Your instructions.
Each line in the records that mentions the word "kind" needs to be listed.

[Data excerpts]
•••••

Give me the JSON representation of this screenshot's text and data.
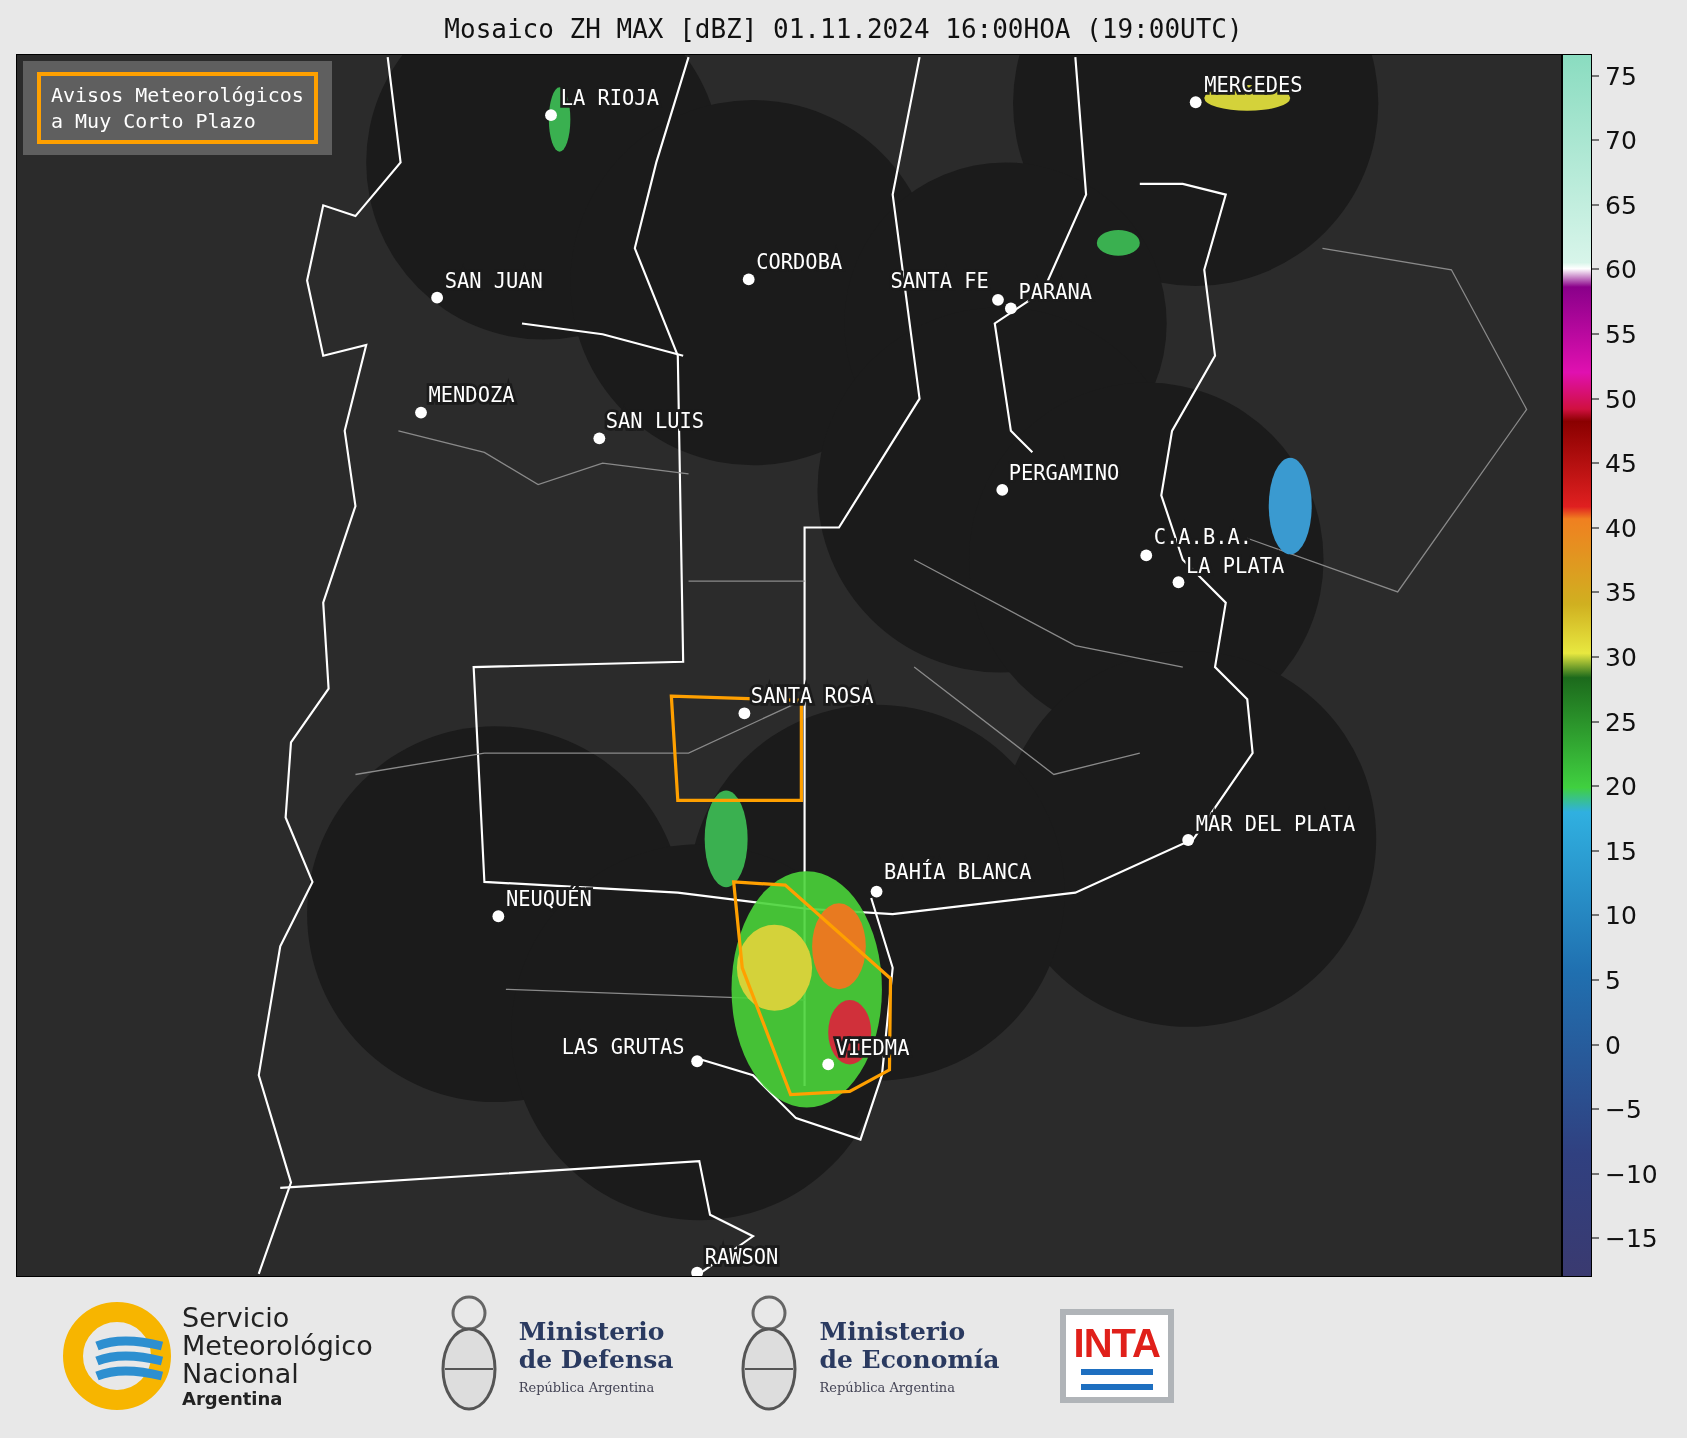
{
  "title": "Mosaico ZH MAX [dBZ] 01.11.2024 16:00HOA (19:00UTC)",
  "legend_box": {
    "lines": [
      "Avisos Meteorológicos",
      "a Muy Corto Plazo"
    ]
  },
  "cities": [
    {
      "name": "LA RIOJA"
    },
    {
      "name": "SAN JUAN"
    },
    {
      "name": "CORDOBA"
    },
    {
      "name": "SANTA FE"
    },
    {
      "name": "PARANA"
    },
    {
      "name": "MENDOZA"
    },
    {
      "name": "SAN LUIS"
    },
    {
      "name": "MERCEDES"
    },
    {
      "name": "PERGAMINO"
    },
    {
      "name": "C.A.B.A."
    },
    {
      "name": "LA PLATA"
    },
    {
      "name": "SANTA ROSA"
    },
    {
      "name": "MAR DEL PLATA"
    },
    {
      "name": "BAHÍA BLANCA"
    },
    {
      "name": "NEUQUÉN"
    },
    {
      "name": "LAS GRUTAS"
    },
    {
      "name": "VIEDMA"
    },
    {
      "name": "RAWSON"
    }
  ],
  "colorbar": {
    "ticks": [
      "75",
      "70",
      "65",
      "60",
      "55",
      "50",
      "45",
      "40",
      "35",
      "30",
      "25",
      "20",
      "15",
      "10",
      "5",
      "0",
      "−5",
      "−10",
      "−15"
    ]
  },
  "logos": [
    {
      "kind": "smn",
      "lines": [
        "Servicio",
        "Meteorológico",
        "Nacional"
      ],
      "sub": "Argentina"
    },
    {
      "kind": "ministry",
      "lines": [
        "Ministerio",
        "de Defensa"
      ],
      "sub": "República Argentina"
    },
    {
      "kind": "ministry",
      "lines": [
        "Ministerio",
        "de Economía"
      ],
      "sub": "República Argentina"
    },
    {
      "kind": "inta",
      "text": "INTA"
    }
  ]
}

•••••

Solved problem.
      "kind": "smn",
      "kind": "ministry",
      "kind": "ministry",
      "kind": "inta",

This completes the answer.